─── MATERIAL PROVIDED

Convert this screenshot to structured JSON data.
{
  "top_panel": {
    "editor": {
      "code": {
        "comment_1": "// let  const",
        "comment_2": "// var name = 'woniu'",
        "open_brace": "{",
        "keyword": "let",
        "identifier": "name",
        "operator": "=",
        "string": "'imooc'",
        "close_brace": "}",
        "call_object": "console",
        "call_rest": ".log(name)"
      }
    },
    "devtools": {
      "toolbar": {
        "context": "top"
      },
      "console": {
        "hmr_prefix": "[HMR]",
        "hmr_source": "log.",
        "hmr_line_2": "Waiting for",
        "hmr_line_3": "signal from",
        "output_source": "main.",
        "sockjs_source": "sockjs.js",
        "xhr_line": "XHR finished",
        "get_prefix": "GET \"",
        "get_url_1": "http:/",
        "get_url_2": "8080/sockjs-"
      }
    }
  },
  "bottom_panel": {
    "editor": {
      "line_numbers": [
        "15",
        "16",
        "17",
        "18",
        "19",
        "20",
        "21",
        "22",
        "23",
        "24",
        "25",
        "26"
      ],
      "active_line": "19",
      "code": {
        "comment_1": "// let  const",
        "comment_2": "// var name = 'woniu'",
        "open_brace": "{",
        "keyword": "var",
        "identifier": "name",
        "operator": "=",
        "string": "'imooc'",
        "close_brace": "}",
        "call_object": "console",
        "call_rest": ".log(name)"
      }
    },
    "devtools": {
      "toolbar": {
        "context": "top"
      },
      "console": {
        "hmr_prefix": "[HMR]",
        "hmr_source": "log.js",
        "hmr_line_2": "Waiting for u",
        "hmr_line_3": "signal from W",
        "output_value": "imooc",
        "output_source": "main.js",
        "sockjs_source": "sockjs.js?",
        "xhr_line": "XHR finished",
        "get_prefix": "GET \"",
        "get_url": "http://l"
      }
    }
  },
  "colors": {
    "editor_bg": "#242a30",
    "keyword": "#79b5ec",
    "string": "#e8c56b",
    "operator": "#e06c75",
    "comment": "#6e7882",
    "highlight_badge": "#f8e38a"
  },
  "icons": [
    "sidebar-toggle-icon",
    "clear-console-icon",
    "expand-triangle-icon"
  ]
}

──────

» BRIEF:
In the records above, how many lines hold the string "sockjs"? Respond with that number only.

» SOLVED PROBLEM:
3